The Department of Buildings has ordered the demolition of a hulking, half-built home at 1882 East 12th Street that has ensnared neighbors in a legal battle for the last eight years, marking a win for the community and Assemblyman Steven Cymbrowitz, who fought the city relentlessly on their behalf.
“For eight years the people of East 12th Street battled the Board of Standards and Appeals, battled the Department of Buildings and battled a bureaucracy that seemed stacked against them even though common sense was on their side,” Assemblyman Cymbrowitz said.
“Anyone who saw this five-story monster of a house at 1882 East 12th Street knew it didn’t belong there. Neighbors lost sleep because they imagined the structure falling down around them. At last, justice has prevailed,” he said.
Brooklyn Buildings Commissioner Ira Gluckman requested the emergency declaration to raze the Homecrest structure. The owner, Joseph Durzieh, has 60 days to submit new plans or tear down the home. If the owner fails to follow through with either option, the Department of Housing Preservation and Development comes in and demolishes the building.
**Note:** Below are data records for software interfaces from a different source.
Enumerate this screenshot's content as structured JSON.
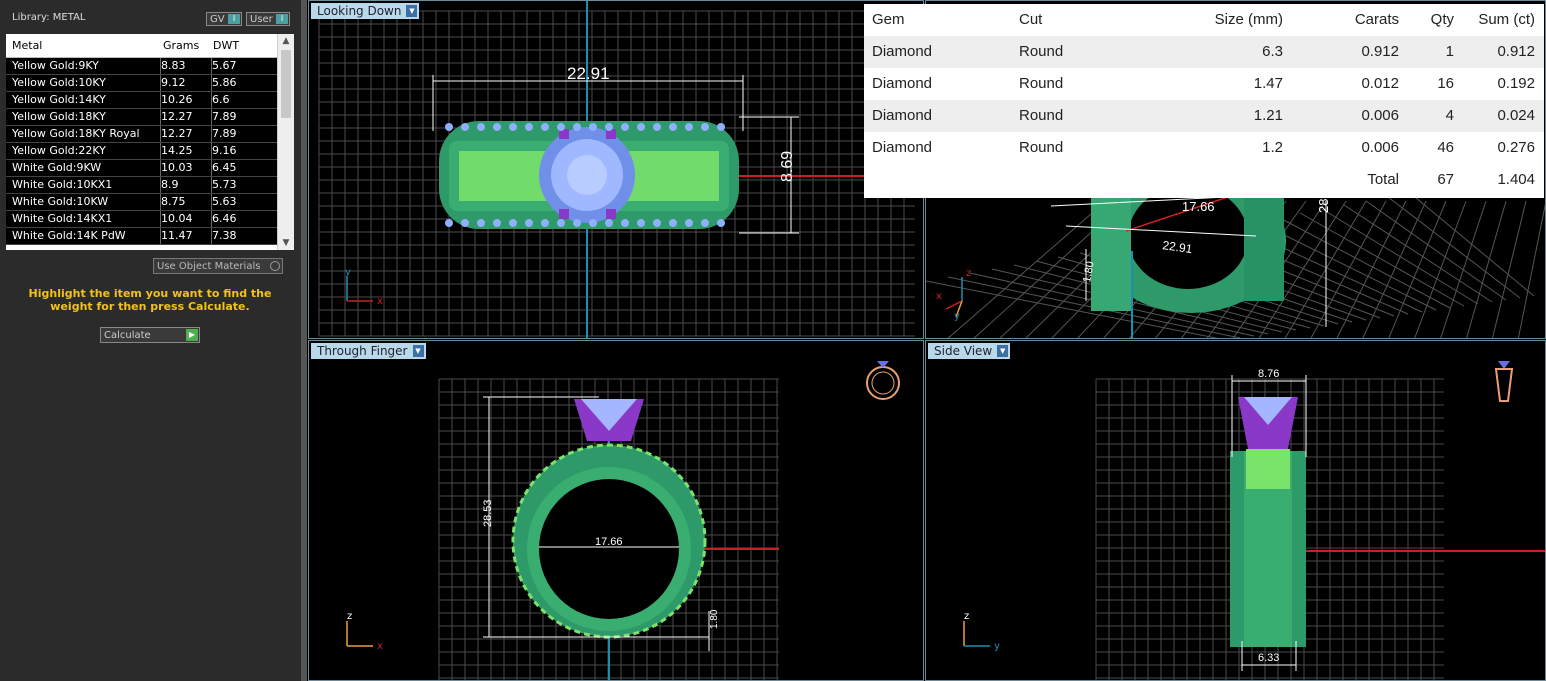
{
  "library": {
    "title": "Library: METAL",
    "toggle_gv": "GV",
    "toggle_user": "User",
    "columns": [
      "Metal",
      "Grams",
      "DWT"
    ],
    "rows": [
      [
        "Yellow Gold:9KY",
        "8.83",
        "5.67"
      ],
      [
        "Yellow Gold:10KY",
        "9.12",
        "5.86"
      ],
      [
        "Yellow Gold:14KY",
        "10.26",
        "6.6"
      ],
      [
        "Yellow Gold:18KY",
        "12.27",
        "7.89"
      ],
      [
        "Yellow Gold:18KY Royal",
        "12.27",
        "7.89"
      ],
      [
        "Yellow Gold:22KY",
        "14.25",
        "9.16"
      ],
      [
        "White Gold:9KW",
        "10.03",
        "6.45"
      ],
      [
        "White Gold:10KX1",
        "8.9",
        "5.73"
      ],
      [
        "White Gold:10KW",
        "8.75",
        "5.63"
      ],
      [
        "White Gold:14KX1",
        "10.04",
        "6.46"
      ],
      [
        "White Gold:14K PdW",
        "11.47",
        "7.38"
      ]
    ],
    "use_object_materials": "Use Object Materials",
    "hint": "Highlight the item you want to find the weight for then press Calculate.",
    "calculate": "Calculate"
  },
  "viewports": {
    "top_left": {
      "label": "Looking Down",
      "dim_width": "22.91",
      "dim_height": "8.69",
      "axis_h": "x",
      "axis_v": "y"
    },
    "top_right": {
      "dim_a": "17.66",
      "dim_b": "22.91",
      "dim_c": "1.80",
      "dim_d": "28",
      "axis_h": "x",
      "axis_v": "z",
      "axis_d": "y"
    },
    "bottom_left": {
      "label": "Through Finger",
      "dim_inner": "17.66",
      "dim_height": "28.53",
      "dim_band": "1.80",
      "axis_h": "x",
      "axis_v": "z"
    },
    "bottom_right": {
      "label": "Side View",
      "dim_top": "8.76",
      "dim_bottom": "6.33",
      "axis_h": "y",
      "axis_v": "z"
    }
  },
  "gems": {
    "headers": [
      "Gem",
      "Cut",
      "Size (mm)",
      "Carats",
      "Qty",
      "Sum (ct)"
    ],
    "rows": [
      [
        "Diamond",
        "Round",
        "6.3",
        "0.912",
        "1",
        "0.912"
      ],
      [
        "Diamond",
        "Round",
        "1.47",
        "0.012",
        "16",
        "0.192"
      ],
      [
        "Diamond",
        "Round",
        "1.21",
        "0.006",
        "4",
        "0.024"
      ],
      [
        "Diamond",
        "Round",
        "1.2",
        "0.006",
        "46",
        "0.276"
      ]
    ],
    "total_label": "Total",
    "total_qty": "67",
    "total_sum": "1.404"
  },
  "colors": {
    "ring_green": "#2e9a6a",
    "ring_light": "#7be36a",
    "gem_blue": "#8fb0ff",
    "prong_purple": "#8a38c8",
    "grid": "#555555",
    "dim_line": "#ffffff",
    "axis_red": "#cc2020",
    "axis_cyan": "#1a8fb0",
    "label_bg": "#b9d9ea",
    "hint_yellow": "#f2c21a"
  }
}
The structure was built atop an existing bungalow and towers above the other two-story homes on the block. Neighbors argued that the foundation was unable to support the building’s weight and that the house was built in violation of city zoning laws as an alteration instead of new construction. In August, the city Board of Standards and Appeals allowed construction to proceed even after Kings County Supreme Court Justice Yvonne Lewis called BSA’s original ruling “arbitrary and capricious.” In 2010, Judge Lewis issued a temporary restraining order.
In late January, Assemblyman Cymbrowitz arranged to meet with Commissioner Gluckman along with Community Board 15 chair Theresa Scavo and homeowners in the hopes of forcing the agency to clarify its position on the issue. Assemblyman Cymbrowitz said after the meeting that the Commissioner expressed “deep concerns that the architect’s plans did not accurately deal with structural issues in the building.” DOB issued a stop-work order in response to this meeting.
The problem of out-of-scale development has been heard in neighborhoods throughout the city. Assemblyman Cymbrowitz has introduced legislation (A.1536) that would suspend the licenses of professional engineers and architects who abuse their privileges allowed under New York City’s self-certification program. Self-certification allows licensed architects and engineers to approve the plans themselves and avoid a full-scale review by a Department of Buildings inspector.
Assemblyman Cymbrowitz is also looking into the absence of oversight of BSA that led to the nightmare on East 12th Street. In a letter to Mayor de Blasio in January, he sharply criticized BSA, saying that “middle-class homeowners are being victimized by a body with no accountability.”